Goal of the exercise: Could you copy every record below exactly, leaving out the pictures?

+++ Excerpted data +++

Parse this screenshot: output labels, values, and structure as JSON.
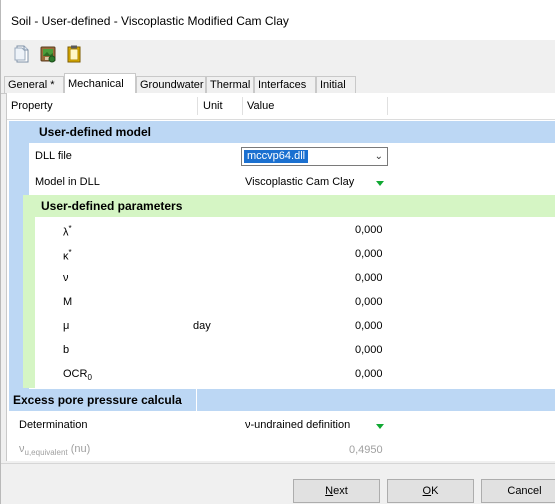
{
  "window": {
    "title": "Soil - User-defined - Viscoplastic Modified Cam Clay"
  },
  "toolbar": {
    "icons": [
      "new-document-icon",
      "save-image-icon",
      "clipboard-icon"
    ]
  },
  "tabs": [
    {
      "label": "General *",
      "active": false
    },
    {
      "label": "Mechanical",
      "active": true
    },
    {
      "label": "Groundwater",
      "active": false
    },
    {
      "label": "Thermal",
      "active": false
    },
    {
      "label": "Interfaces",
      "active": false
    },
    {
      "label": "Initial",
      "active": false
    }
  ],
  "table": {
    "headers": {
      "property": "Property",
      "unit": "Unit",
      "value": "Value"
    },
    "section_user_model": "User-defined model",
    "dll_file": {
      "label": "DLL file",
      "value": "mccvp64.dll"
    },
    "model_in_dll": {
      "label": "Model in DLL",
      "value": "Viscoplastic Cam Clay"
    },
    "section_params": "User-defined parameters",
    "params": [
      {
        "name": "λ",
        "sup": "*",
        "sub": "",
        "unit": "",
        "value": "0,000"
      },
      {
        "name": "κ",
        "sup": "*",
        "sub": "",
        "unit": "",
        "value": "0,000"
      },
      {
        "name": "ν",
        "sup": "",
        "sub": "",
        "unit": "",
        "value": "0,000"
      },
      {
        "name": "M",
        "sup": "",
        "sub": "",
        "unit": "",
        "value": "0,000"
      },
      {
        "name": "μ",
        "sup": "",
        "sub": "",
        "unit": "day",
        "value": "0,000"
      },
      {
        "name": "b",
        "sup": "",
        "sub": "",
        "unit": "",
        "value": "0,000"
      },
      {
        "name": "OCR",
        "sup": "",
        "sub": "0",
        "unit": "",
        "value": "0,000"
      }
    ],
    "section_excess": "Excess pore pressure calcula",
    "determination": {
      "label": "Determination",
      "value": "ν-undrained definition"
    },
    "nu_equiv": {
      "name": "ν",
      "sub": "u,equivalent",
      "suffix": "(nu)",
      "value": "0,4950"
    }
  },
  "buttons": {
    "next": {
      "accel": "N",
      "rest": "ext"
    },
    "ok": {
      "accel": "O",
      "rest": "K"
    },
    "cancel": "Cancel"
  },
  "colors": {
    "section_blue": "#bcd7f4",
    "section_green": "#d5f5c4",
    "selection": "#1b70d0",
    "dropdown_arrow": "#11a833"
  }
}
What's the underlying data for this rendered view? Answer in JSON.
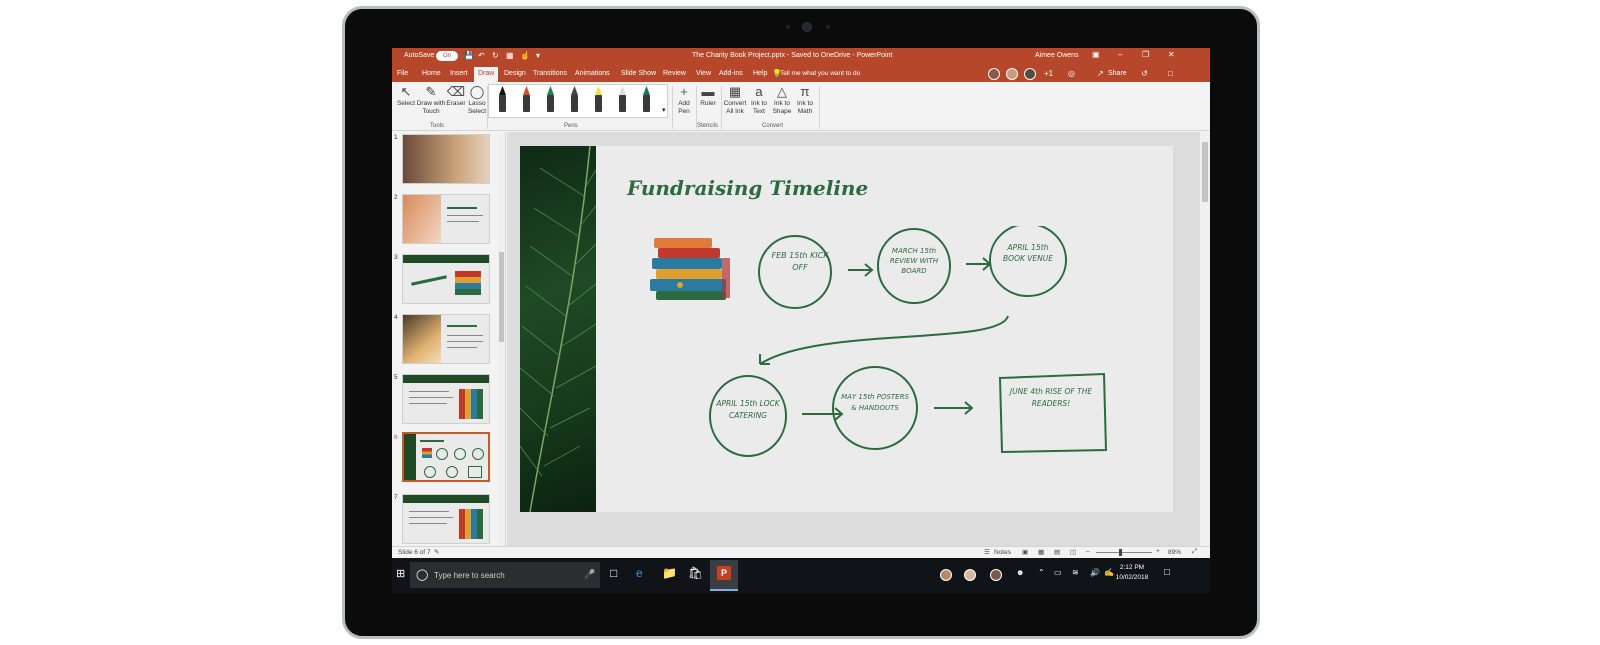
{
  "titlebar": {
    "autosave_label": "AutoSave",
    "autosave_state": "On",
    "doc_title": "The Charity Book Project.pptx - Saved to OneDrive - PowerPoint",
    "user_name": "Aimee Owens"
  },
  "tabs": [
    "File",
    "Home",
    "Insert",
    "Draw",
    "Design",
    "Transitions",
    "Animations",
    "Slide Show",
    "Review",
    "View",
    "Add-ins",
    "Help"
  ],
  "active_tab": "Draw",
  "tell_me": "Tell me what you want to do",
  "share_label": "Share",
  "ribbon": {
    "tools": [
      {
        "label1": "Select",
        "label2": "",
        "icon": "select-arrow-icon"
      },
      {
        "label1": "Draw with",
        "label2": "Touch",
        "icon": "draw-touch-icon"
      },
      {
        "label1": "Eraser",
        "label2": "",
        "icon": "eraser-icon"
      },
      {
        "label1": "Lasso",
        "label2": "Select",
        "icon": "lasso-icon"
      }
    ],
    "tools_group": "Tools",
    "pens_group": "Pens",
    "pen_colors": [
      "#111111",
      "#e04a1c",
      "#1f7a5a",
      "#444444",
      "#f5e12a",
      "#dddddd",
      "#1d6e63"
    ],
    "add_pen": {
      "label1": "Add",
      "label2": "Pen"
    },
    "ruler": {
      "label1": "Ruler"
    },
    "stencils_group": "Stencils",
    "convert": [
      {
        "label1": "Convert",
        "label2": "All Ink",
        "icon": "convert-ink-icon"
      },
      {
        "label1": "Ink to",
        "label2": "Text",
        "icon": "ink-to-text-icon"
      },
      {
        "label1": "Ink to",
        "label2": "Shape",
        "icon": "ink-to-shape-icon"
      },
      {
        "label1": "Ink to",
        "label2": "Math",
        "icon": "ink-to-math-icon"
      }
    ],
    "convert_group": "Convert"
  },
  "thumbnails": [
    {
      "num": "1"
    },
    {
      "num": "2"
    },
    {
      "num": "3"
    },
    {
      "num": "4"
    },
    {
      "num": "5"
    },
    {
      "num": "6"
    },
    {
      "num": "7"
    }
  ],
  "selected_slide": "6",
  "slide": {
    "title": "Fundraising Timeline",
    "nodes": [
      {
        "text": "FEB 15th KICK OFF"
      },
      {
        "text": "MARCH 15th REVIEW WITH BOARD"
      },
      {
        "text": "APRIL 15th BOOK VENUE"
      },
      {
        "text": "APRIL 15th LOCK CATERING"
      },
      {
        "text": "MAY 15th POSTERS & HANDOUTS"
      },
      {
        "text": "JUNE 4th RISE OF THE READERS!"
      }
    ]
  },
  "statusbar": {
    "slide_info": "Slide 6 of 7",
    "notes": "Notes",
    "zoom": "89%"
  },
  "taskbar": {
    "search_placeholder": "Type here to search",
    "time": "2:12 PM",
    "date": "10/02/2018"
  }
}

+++

Your response:
Parse this screenshot: output labels, values, and structure as JSON.
{
  "window": {
    "title": "Soil - User-defined - Viscoplastic Modified Cam Clay"
  },
  "toolbar": {
    "icons": [
      "new-document-icon",
      "save-image-icon",
      "clipboard-icon"
    ]
  },
  "tabs": [
    {
      "label": "General *",
      "active": false
    },
    {
      "label": "Mechanical",
      "active": true
    },
    {
      "label": "Groundwater",
      "active": false
    },
    {
      "label": "Thermal",
      "active": false
    },
    {
      "label": "Interfaces",
      "active": false
    },
    {
      "label": "Initial",
      "active": false
    }
  ],
  "table": {
    "headers": {
      "property": "Property",
      "unit": "Unit",
      "value": "Value"
    },
    "section_user_model": "User-defined model",
    "dll_file": {
      "label": "DLL file",
      "value": "mccvp64.dll"
    },
    "model_in_dll": {
      "label": "Model in DLL",
      "value": "Viscoplastic Cam Clay"
    },
    "section_params": "User-defined parameters",
    "params": [
      {
        "name": "λ",
        "sup": "*",
        "sub": "",
        "unit": "",
        "value": "0,000"
      },
      {
        "name": "κ",
        "sup": "*",
        "sub": "",
        "unit": "",
        "value": "0,000"
      },
      {
        "name": "ν",
        "sup": "",
        "sub": "",
        "unit": "",
        "value": "0,000"
      },
      {
        "name": "M",
        "sup": "",
        "sub": "",
        "unit": "",
        "value": "0,000"
      },
      {
        "name": "μ",
        "sup": "",
        "sub": "",
        "unit": "day",
        "value": "0,000"
      },
      {
        "name": "b",
        "sup": "",
        "sub": "",
        "unit": "",
        "value": "0,000"
      },
      {
        "name": "OCR",
        "sup": "",
        "sub": "0",
        "unit": "",
        "value": "0,000"
      }
    ],
    "section_excess": "Excess pore pressure calcula",
    "determination": {
      "label": "Determination",
      "value": "ν-undrained definition"
    },
    "nu_equiv": {
      "name": "ν",
      "sub": "u,equivalent",
      "suffix": "(nu)",
      "value": "0,4950"
    }
  },
  "buttons": {
    "next": {
      "accel": "N",
      "rest": "ext"
    },
    "ok": {
      "accel": "O",
      "rest": "K"
    },
    "cancel": "Cancel"
  },
  "colors": {
    "section_blue": "#bcd7f4",
    "section_green": "#d5f5c4",
    "selection": "#1b70d0",
    "dropdown_arrow": "#11a833"
  }
}
What's the underlying data for this rendered view? Answer in JSON.
{
  "titlebar": {
    "autosave_label": "AutoSave",
    "autosave_state": "On",
    "doc_title": "The Charity Book Project.pptx - Saved to OneDrive - PowerPoint",
    "user_name": "Aimee Owens"
  },
  "tabs": [
    "File",
    "Home",
    "Insert",
    "Draw",
    "Design",
    "Transitions",
    "Animations",
    "Slide Show",
    "Review",
    "View",
    "Add-ins",
    "Help"
  ],
  "active_tab": "Draw",
  "tell_me": "Tell me what you want to do",
  "share_label": "Share",
  "ribbon": {
    "tools": [
      {
        "label1": "Select",
        "label2": "",
        "icon": "select-arrow-icon"
      },
      {
        "label1": "Draw with",
        "label2": "Touch",
        "icon": "draw-touch-icon"
      },
      {
        "label1": "Eraser",
        "label2": "",
        "icon": "eraser-icon"
      },
      {
        "label1": "Lasso",
        "label2": "Select",
        "icon": "lasso-icon"
      }
    ],
    "tools_group": "Tools",
    "pens_group": "Pens",
    "pen_colors": [
      "#111111",
      "#e04a1c",
      "#1f7a5a",
      "#444444",
      "#f5e12a",
      "#dddddd",
      "#1d6e63"
    ],
    "add_pen": {
      "label1": "Add",
      "label2": "Pen"
    },
    "ruler": {
      "label1": "Ruler"
    },
    "stencils_group": "Stencils",
    "convert": [
      {
        "label1": "Convert",
        "label2": "All Ink",
        "icon": "convert-ink-icon"
      },
      {
        "label1": "Ink to",
        "label2": "Text",
        "icon": "ink-to-text-icon"
      },
      {
        "label1": "Ink to",
        "label2": "Shape",
        "icon": "ink-to-shape-icon"
      },
      {
        "label1": "Ink to",
        "label2": "Math",
        "icon": "ink-to-math-icon"
      }
    ],
    "convert_group": "Convert"
  },
  "thumbnails": [
    {
      "num": "1"
    },
    {
      "num": "2"
    },
    {
      "num": "3"
    },
    {
      "num": "4"
    },
    {
      "num": "5"
    },
    {
      "num": "6"
    },
    {
      "num": "7"
    }
  ],
  "selected_slide": "6",
  "slide": {
    "title": "Fundraising Timeline",
    "nodes": [
      {
        "text": "FEB 15th KICK OFF"
      },
      {
        "text": "MARCH 15th REVIEW WITH BOARD"
      },
      {
        "text": "APRIL 15th BOOK VENUE"
      },
      {
        "text": "APRIL 15th LOCK CATERING"
      },
      {
        "text": "MAY 15th POSTERS & HANDOUTS"
      },
      {
        "text": "JUNE 4th RISE OF THE READERS!"
      }
    ]
  },
  "statusbar": {
    "slide_info": "Slide 6 of 7",
    "notes": "Notes",
    "zoom": "89%"
  },
  "taskbar": {
    "search_placeholder": "Type here to search",
    "time": "2:12 PM",
    "date": "10/02/2018"
  }
}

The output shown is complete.